* [Data about app and page elements]
:::::

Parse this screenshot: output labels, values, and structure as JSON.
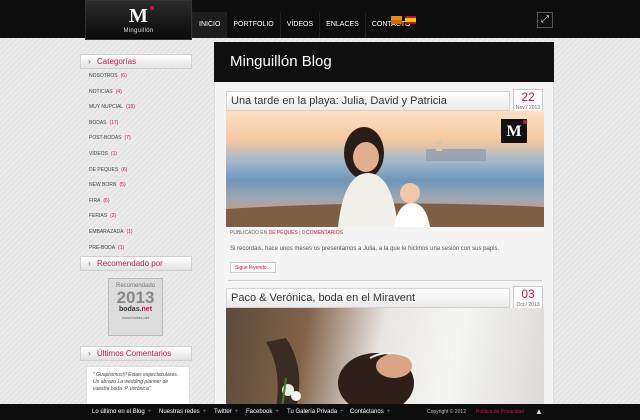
{
  "header": {
    "logo_text": "Minguillón",
    "nav": [
      "INICIO",
      "PORTFOLIO",
      "VÍDEOS",
      "ENLACES",
      "CONTACTO"
    ]
  },
  "sidebar": {
    "categories_title": "Categorías",
    "categories": [
      {
        "label": "NOSOTROS",
        "count": "(6)"
      },
      {
        "label": "NOTICIAS",
        "count": "(4)"
      },
      {
        "label": "MUY NUPCIAL",
        "count": "(19)"
      },
      {
        "label": "BODAS",
        "count": "(17)"
      },
      {
        "label": "POST-BODAS",
        "count": "(7)"
      },
      {
        "label": "VÍDEOS",
        "count": "(1)"
      },
      {
        "label": "DE PEQUES",
        "count": "(6)"
      },
      {
        "label": "NEW BORN",
        "count": "(5)"
      },
      {
        "label": "FIRA",
        "count": "(6)"
      },
      {
        "label": "FERIAS",
        "count": "(2)"
      },
      {
        "label": "EMBARAZADA",
        "count": "(1)"
      },
      {
        "label": "PRE-BODA",
        "count": "(1)"
      }
    ],
    "recommended_title": "Recomendado por",
    "badge": {
      "line1": "Recomendado",
      "year": "2013",
      "brand_a": "bodas.",
      "brand_b": "net",
      "url": "www.bodas.net"
    },
    "comments_title": "Últimos Comentarios",
    "comment": "\" Guapisimos!!! Estais espectaculares. Un abrazo La wedding planner de vuestra boda :P Verónica\""
  },
  "main": {
    "title": "Minguillón Blog",
    "posts": [
      {
        "title": "Una tarde en la playa: Julia, David y Patricia",
        "day": "22",
        "monyear": "Nov / 2013",
        "meta_prefix": "PUBLICADO EN",
        "meta_cat": "DE PEQUES",
        "meta_sep": " | ",
        "meta_comments": "0 COMENTARIOS",
        "excerpt": "Si recordáis, hace unos meses os presentamos a Julia, a la que le hicimos una sesión con sus papis.",
        "more": "Sigue leyendo..."
      },
      {
        "title": "Paco & Verónica, boda en el Miravent",
        "day": "03",
        "monyear": "Oct / 2013"
      }
    ]
  },
  "footer": {
    "links": [
      "Lo último en el Blog",
      "Nuestras redes",
      "Twitter",
      "Facebook",
      "Tu Galería Privada",
      "Contáctanos"
    ],
    "copyright": "Copyright © 2012",
    "privacy": "Política de Privacidad"
  }
}
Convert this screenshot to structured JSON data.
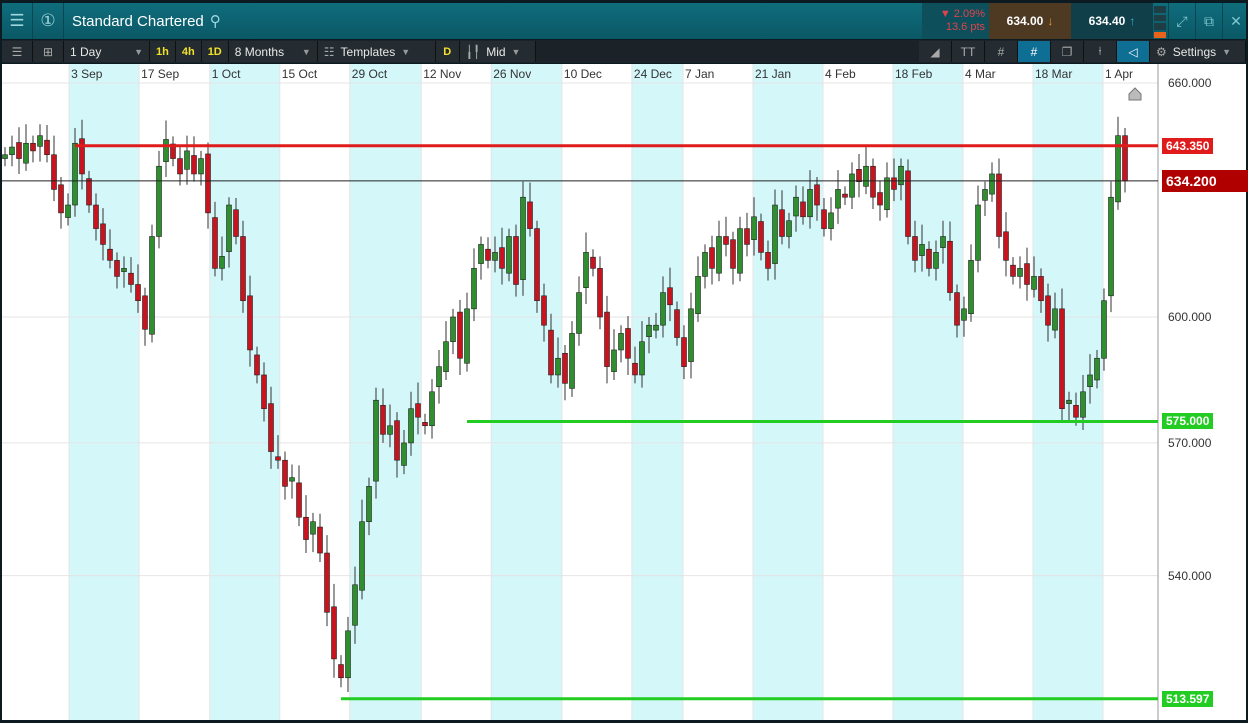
{
  "title": "Standard Chartered",
  "quote": {
    "change_pct": "▼ 2.09%",
    "change_pts": "13.6 pts",
    "sell": "634.00",
    "buy": "634.40",
    "sell_color": "#e3a21a",
    "buy_color": "#35b6d0"
  },
  "toolbar": {
    "interval": "1 Day",
    "quick": [
      "1h",
      "4h",
      "1D"
    ],
    "range": "8 Months",
    "templates": "Templates",
    "d": "D",
    "price_type": "Mid",
    "settings": "Settings"
  },
  "chart_data": {
    "type": "candlestick",
    "scale": "log",
    "ylim": [
      508,
      668
    ],
    "yticks": [
      "660.000",
      "600.000",
      "570.000",
      "540.000"
    ],
    "ytick_values": [
      660,
      600,
      570,
      540
    ],
    "date_labels": [
      {
        "t": "3 Sep",
        "i": 9.3
      },
      {
        "t": "17 Sep",
        "i": 19.3
      },
      {
        "t": "1 Oct",
        "i": 29.4
      },
      {
        "t": "15 Oct",
        "i": 39.4
      },
      {
        "t": "29 Oct",
        "i": 49.4
      },
      {
        "t": "12 Nov",
        "i": 59.6
      },
      {
        "t": "26 Nov",
        "i": 69.6
      },
      {
        "t": "10 Dec",
        "i": 79.7
      },
      {
        "t": "24 Dec",
        "i": 89.7
      },
      {
        "t": "7 Jan",
        "i": 97
      },
      {
        "t": "21 Jan",
        "i": 107
      },
      {
        "t": "4 Feb",
        "i": 117
      },
      {
        "t": "18 Feb",
        "i": 127
      },
      {
        "t": "4 Mar",
        "i": 137
      },
      {
        "t": "18 Mar",
        "i": 147
      },
      {
        "t": "1 Apr",
        "i": 157
      }
    ],
    "closes": [
      641,
      643,
      640,
      644,
      642,
      646,
      641,
      632,
      626,
      628,
      644,
      636,
      628,
      622,
      618,
      614,
      610,
      612,
      608,
      604,
      597,
      620,
      638,
      645,
      640,
      636,
      642,
      636,
      640,
      626,
      612,
      615,
      628,
      620,
      604,
      592,
      586,
      578,
      568,
      566,
      560,
      562,
      553,
      548,
      552,
      545,
      532,
      522,
      518,
      528,
      538,
      552,
      560,
      580,
      572,
      574,
      566,
      570,
      578,
      576,
      574,
      582,
      588,
      594,
      600,
      590,
      602,
      612,
      618,
      614,
      616,
      612,
      620,
      608,
      630,
      622,
      604,
      598,
      586,
      590,
      584,
      596,
      606,
      616,
      612,
      600,
      588,
      592,
      596,
      590,
      586,
      594,
      598,
      598,
      606,
      603,
      595,
      588,
      602,
      610,
      616,
      612,
      620,
      618,
      612,
      622,
      618,
      625,
      616,
      612,
      628,
      620,
      624,
      630,
      625,
      632,
      628,
      622,
      626,
      632,
      630,
      636,
      634,
      638,
      630,
      628,
      635,
      632,
      638,
      620,
      614,
      618,
      612,
      616,
      620,
      606,
      598,
      602,
      614,
      628,
      632,
      636,
      620,
      614,
      610,
      612,
      608,
      610,
      604,
      598,
      602,
      578,
      580,
      576,
      582,
      586,
      590,
      604,
      630,
      646,
      634.2
    ],
    "levels": [
      {
        "label": "643.350",
        "value": 643.35,
        "color": "#e01b1b",
        "from": 10
      },
      {
        "label": "634.200",
        "value": 634.2,
        "color": "#b00000",
        "from": 0,
        "current": true
      },
      {
        "label": "575.000",
        "value": 575,
        "color": "#22cc22",
        "from": 66
      },
      {
        "label": "513.597",
        "value": 513.597,
        "color": "#22cc22",
        "from": 48
      }
    ]
  }
}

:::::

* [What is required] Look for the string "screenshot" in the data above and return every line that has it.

* [Solution to this exercise]
Parse this screenshot: output labels, values, and structure as JSON.
Convert this screenshot to structured JSON data.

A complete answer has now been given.